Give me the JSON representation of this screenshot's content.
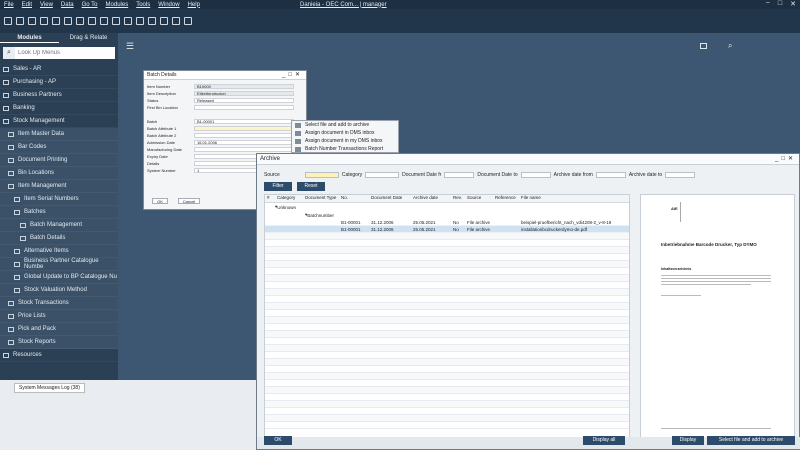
{
  "menubar": {
    "items": [
      "File",
      "Edit",
      "View",
      "Data",
      "Go To",
      "Modules",
      "Tools",
      "Window",
      "Help"
    ],
    "title": "Danieia - OEC Com... | manager",
    "controls": [
      "−",
      "□",
      "✕"
    ]
  },
  "sidebar": {
    "tabs": [
      "Modules",
      "Drag & Relate"
    ],
    "search_placeholder": "Look Up Menus",
    "items": [
      {
        "label": "Sales - AR",
        "level": 0
      },
      {
        "label": "Purchasing - AP",
        "level": 0
      },
      {
        "label": "Business Partners",
        "level": 0
      },
      {
        "label": "Banking",
        "level": 0
      },
      {
        "label": "Stock Management",
        "level": 0
      },
      {
        "label": "Item Master Data",
        "level": 1
      },
      {
        "label": "Bar Codes",
        "level": 1
      },
      {
        "label": "Document Printing",
        "level": 1
      },
      {
        "label": "Bin Locations",
        "level": 1
      },
      {
        "label": "Item Management",
        "level": 1
      },
      {
        "label": "Item Serial Numbers",
        "level": 2
      },
      {
        "label": "Batches",
        "level": 2
      },
      {
        "label": "Batch Management",
        "level": 3
      },
      {
        "label": "Batch Details",
        "level": 3
      },
      {
        "label": "Alternative Items",
        "level": 2
      },
      {
        "label": "Business Partner Catalogue Numbe",
        "level": 2
      },
      {
        "label": "Global Update to BP Catalogue Nu",
        "level": 2
      },
      {
        "label": "Stock Valuation Method",
        "level": 2
      },
      {
        "label": "Stock Transactions",
        "level": 1
      },
      {
        "label": "Price Lists",
        "level": 1
      },
      {
        "label": "Pick and Pack",
        "level": 1
      },
      {
        "label": "Stock Reports",
        "level": 1
      },
      {
        "label": "Resources",
        "level": 0
      }
    ]
  },
  "status": {
    "tab": "System Messages Log (38)"
  },
  "batch": {
    "title": "Batch Details",
    "fields": [
      {
        "label": "Item Number",
        "value": "B10000",
        "style": "gray"
      },
      {
        "label": "Item Description",
        "value": "Etikettendrucker",
        "style": "gray"
      },
      {
        "label": "Status",
        "value": "Released",
        "style": "normal"
      },
      {
        "label": "First Bin Location",
        "value": "",
        "style": "normal"
      },
      {
        "label": "",
        "value": "",
        "style": "none"
      },
      {
        "label": "Batch",
        "value": "B1-00001",
        "style": "normal"
      },
      {
        "label": "Batch Attribute 1",
        "value": "",
        "style": "hl"
      },
      {
        "label": "Batch Attribute 2",
        "value": "",
        "style": "normal"
      },
      {
        "label": "Admission Date",
        "value": "16.01.2006",
        "style": "normal"
      },
      {
        "label": "Manufacturing Date",
        "value": "",
        "style": "normal"
      },
      {
        "label": "Expiry Date",
        "value": "",
        "style": "normal"
      },
      {
        "label": "Details",
        "value": "",
        "style": "normal"
      },
      {
        "label": "System Number",
        "value": "1",
        "style": "normal"
      }
    ],
    "ok": "OK",
    "cancel": "Cancel"
  },
  "context_menu": [
    "Select file and add to archive",
    "Assign document in DMS inbox",
    "Assign document in my DMS inbox",
    "Batch Number Transactions Report"
  ],
  "archive": {
    "title": "Archive",
    "filters": {
      "source": "Source",
      "category": "Category",
      "date_from": "Document Date fr",
      "date_to": "Document Date to",
      "archive_from": "Archive date from",
      "archive_to": "Archive date to"
    },
    "filter_btn": "Filter",
    "reset_btn": "Reset",
    "columns": [
      "#",
      "Category",
      "Document Type",
      "No.",
      "Document Date",
      "Archive date",
      "Rev.",
      "Source",
      "Reference",
      "File name"
    ],
    "group1": "Unknown",
    "group2": "Batchnumber",
    "rows": [
      {
        "no": "B1-00001",
        "doc_date": "31.12.2006",
        "arch_date": "25.05.2021",
        "rev": "No",
        "source": "File archive",
        "ref": "",
        "file": "beispiel-pruefbericht_nach_vdi4208-2_v-8-19"
      },
      {
        "no": "B1-00001",
        "doc_date": "31.12.2006",
        "arch_date": "25.05.2021",
        "rev": "No",
        "source": "File archive",
        "ref": "",
        "file": "installationbcdruckerdymo-de.pdf"
      }
    ],
    "preview": {
      "logo": "AIE",
      "doc_title": "Inbetriebnahme Barcode Drucker, Typ DYMO",
      "toc": "Inhaltsverzeichnis"
    },
    "ok": "OK",
    "display_all": "Display all",
    "display": "Display",
    "select_add": "Select file and add to archive"
  }
}
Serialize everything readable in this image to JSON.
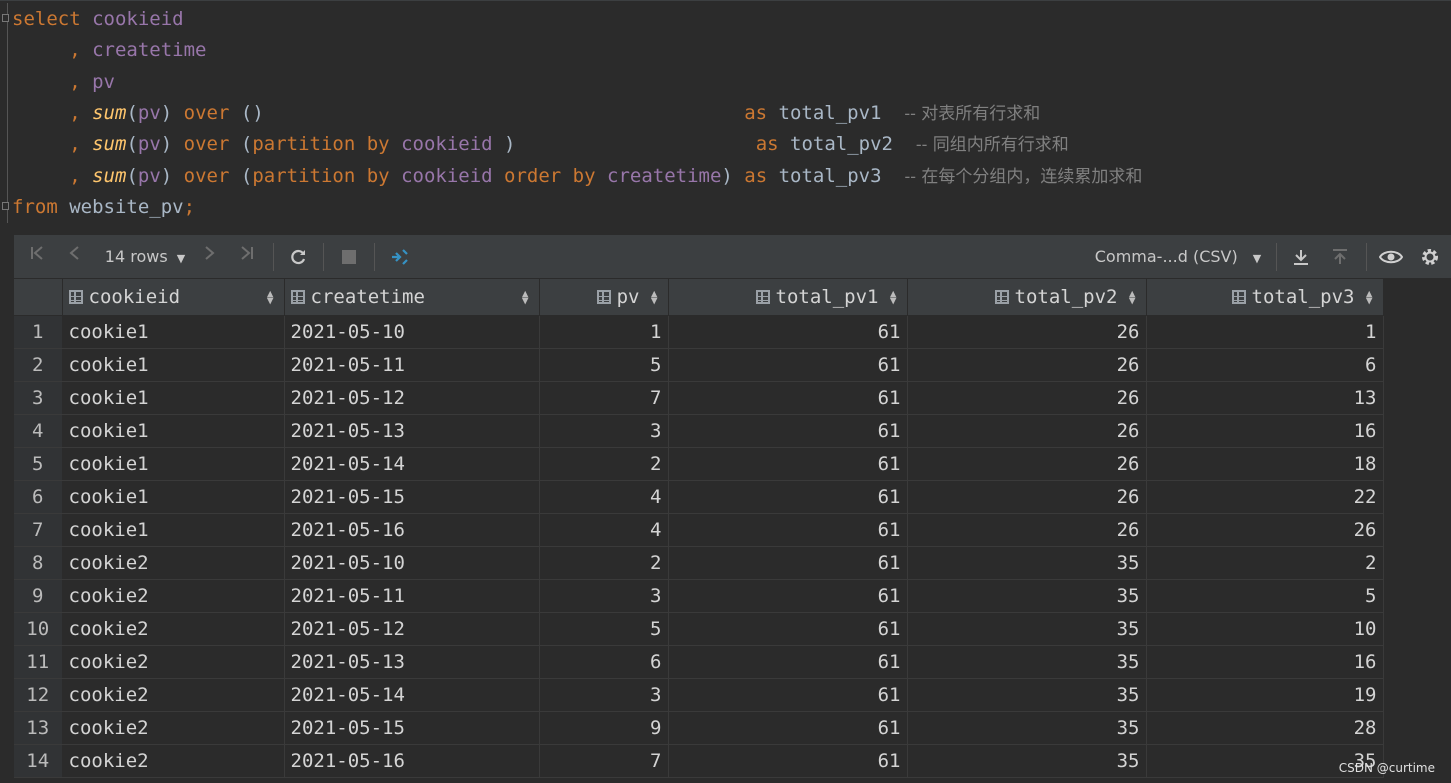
{
  "editor": {
    "lines": [
      {
        "parts": [
          {
            "c": "kw",
            "t": "select"
          },
          {
            "c": "plain",
            "t": " "
          },
          {
            "c": "col",
            "t": "cookieid"
          }
        ]
      },
      {
        "parts": [
          {
            "c": "plain",
            "t": "     "
          },
          {
            "c": "kw",
            "t": ","
          },
          {
            "c": "plain",
            "t": " "
          },
          {
            "c": "col",
            "t": "createtime"
          }
        ]
      },
      {
        "parts": [
          {
            "c": "plain",
            "t": "     "
          },
          {
            "c": "kw",
            "t": ","
          },
          {
            "c": "plain",
            "t": " "
          },
          {
            "c": "col",
            "t": "pv"
          }
        ]
      },
      {
        "parts": [
          {
            "c": "plain",
            "t": "     "
          },
          {
            "c": "kw",
            "t": ","
          },
          {
            "c": "plain",
            "t": " "
          },
          {
            "c": "fn",
            "t": "sum"
          },
          {
            "c": "plain",
            "t": "("
          },
          {
            "c": "col",
            "t": "pv"
          },
          {
            "c": "plain",
            "t": ") "
          },
          {
            "c": "kw",
            "t": "over"
          },
          {
            "c": "plain",
            "t": " ()                                          "
          },
          {
            "c": "kw",
            "t": "as"
          },
          {
            "c": "plain",
            "t": " total_pv1  "
          },
          {
            "c": "cmt",
            "t": "-- 对表所有行求和"
          }
        ]
      },
      {
        "parts": [
          {
            "c": "plain",
            "t": "     "
          },
          {
            "c": "kw",
            "t": ","
          },
          {
            "c": "plain",
            "t": " "
          },
          {
            "c": "fn",
            "t": "sum"
          },
          {
            "c": "plain",
            "t": "("
          },
          {
            "c": "col",
            "t": "pv"
          },
          {
            "c": "plain",
            "t": ") "
          },
          {
            "c": "kw",
            "t": "over"
          },
          {
            "c": "plain",
            "t": " ("
          },
          {
            "c": "kw",
            "t": "partition by"
          },
          {
            "c": "plain",
            "t": " "
          },
          {
            "c": "col",
            "t": "cookieid"
          },
          {
            "c": "plain",
            "t": " )                     "
          },
          {
            "c": "kw",
            "t": "as"
          },
          {
            "c": "plain",
            "t": " total_pv2  "
          },
          {
            "c": "cmt",
            "t": "-- 同组内所有行求和"
          }
        ]
      },
      {
        "parts": [
          {
            "c": "plain",
            "t": "     "
          },
          {
            "c": "kw",
            "t": ","
          },
          {
            "c": "plain",
            "t": " "
          },
          {
            "c": "fn",
            "t": "sum"
          },
          {
            "c": "plain",
            "t": "("
          },
          {
            "c": "col",
            "t": "pv"
          },
          {
            "c": "plain",
            "t": ") "
          },
          {
            "c": "kw",
            "t": "over"
          },
          {
            "c": "plain",
            "t": " ("
          },
          {
            "c": "kw",
            "t": "partition by"
          },
          {
            "c": "plain",
            "t": " "
          },
          {
            "c": "col",
            "t": "cookieid"
          },
          {
            "c": "plain",
            "t": " "
          },
          {
            "c": "kw",
            "t": "order by"
          },
          {
            "c": "plain",
            "t": " "
          },
          {
            "c": "col",
            "t": "createtime"
          },
          {
            "c": "plain",
            "t": ") "
          },
          {
            "c": "kw",
            "t": "as"
          },
          {
            "c": "plain",
            "t": " total_pv3  "
          },
          {
            "c": "cmt",
            "t": "-- 在每个分组内，连续累加求和"
          }
        ]
      },
      {
        "parts": [
          {
            "c": "kw",
            "t": "from"
          },
          {
            "c": "plain",
            "t": " website_pv"
          },
          {
            "c": "kw",
            "t": ";"
          }
        ]
      }
    ]
  },
  "toolbar": {
    "rows_label": "14 rows",
    "format_label": "Comma-...d (CSV)",
    "icons": [
      "first-page-icon",
      "prev-page-icon",
      "next-page-icon",
      "last-page-icon",
      "refresh-icon",
      "stop-icon",
      "pin-tab-icon",
      "download-icon",
      "upload-icon",
      "view-icon",
      "settings-icon"
    ]
  },
  "grid": {
    "columns": [
      {
        "name": "cookieid",
        "align": "left"
      },
      {
        "name": "createtime",
        "align": "left"
      },
      {
        "name": "pv",
        "align": "right"
      },
      {
        "name": "total_pv1",
        "align": "right"
      },
      {
        "name": "total_pv2",
        "align": "right"
      },
      {
        "name": "total_pv3",
        "align": "right"
      }
    ],
    "rows": [
      [
        "1",
        "cookie1",
        "2021-05-10",
        "1",
        "61",
        "26",
        "1"
      ],
      [
        "2",
        "cookie1",
        "2021-05-11",
        "5",
        "61",
        "26",
        "6"
      ],
      [
        "3",
        "cookie1",
        "2021-05-12",
        "7",
        "61",
        "26",
        "13"
      ],
      [
        "4",
        "cookie1",
        "2021-05-13",
        "3",
        "61",
        "26",
        "16"
      ],
      [
        "5",
        "cookie1",
        "2021-05-14",
        "2",
        "61",
        "26",
        "18"
      ],
      [
        "6",
        "cookie1",
        "2021-05-15",
        "4",
        "61",
        "26",
        "22"
      ],
      [
        "7",
        "cookie1",
        "2021-05-16",
        "4",
        "61",
        "26",
        "26"
      ],
      [
        "8",
        "cookie2",
        "2021-05-10",
        "2",
        "61",
        "35",
        "2"
      ],
      [
        "9",
        "cookie2",
        "2021-05-11",
        "3",
        "61",
        "35",
        "5"
      ],
      [
        "10",
        "cookie2",
        "2021-05-12",
        "5",
        "61",
        "35",
        "10"
      ],
      [
        "11",
        "cookie2",
        "2021-05-13",
        "6",
        "61",
        "35",
        "16"
      ],
      [
        "12",
        "cookie2",
        "2021-05-14",
        "3",
        "61",
        "35",
        "19"
      ],
      [
        "13",
        "cookie2",
        "2021-05-15",
        "9",
        "61",
        "35",
        "28"
      ],
      [
        "14",
        "cookie2",
        "2021-05-16",
        "7",
        "61",
        "35",
        "35"
      ]
    ]
  },
  "watermark": "CSDN @curtime"
}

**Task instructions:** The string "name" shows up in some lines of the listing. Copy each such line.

**Response to the exercise:**
      "File name"
        "name": "cookieid",
        "name": "createtime",
        "name": "pv",
        "name": "total_pv1",
        "name": "total_pv2",
        "name": "total_pv3",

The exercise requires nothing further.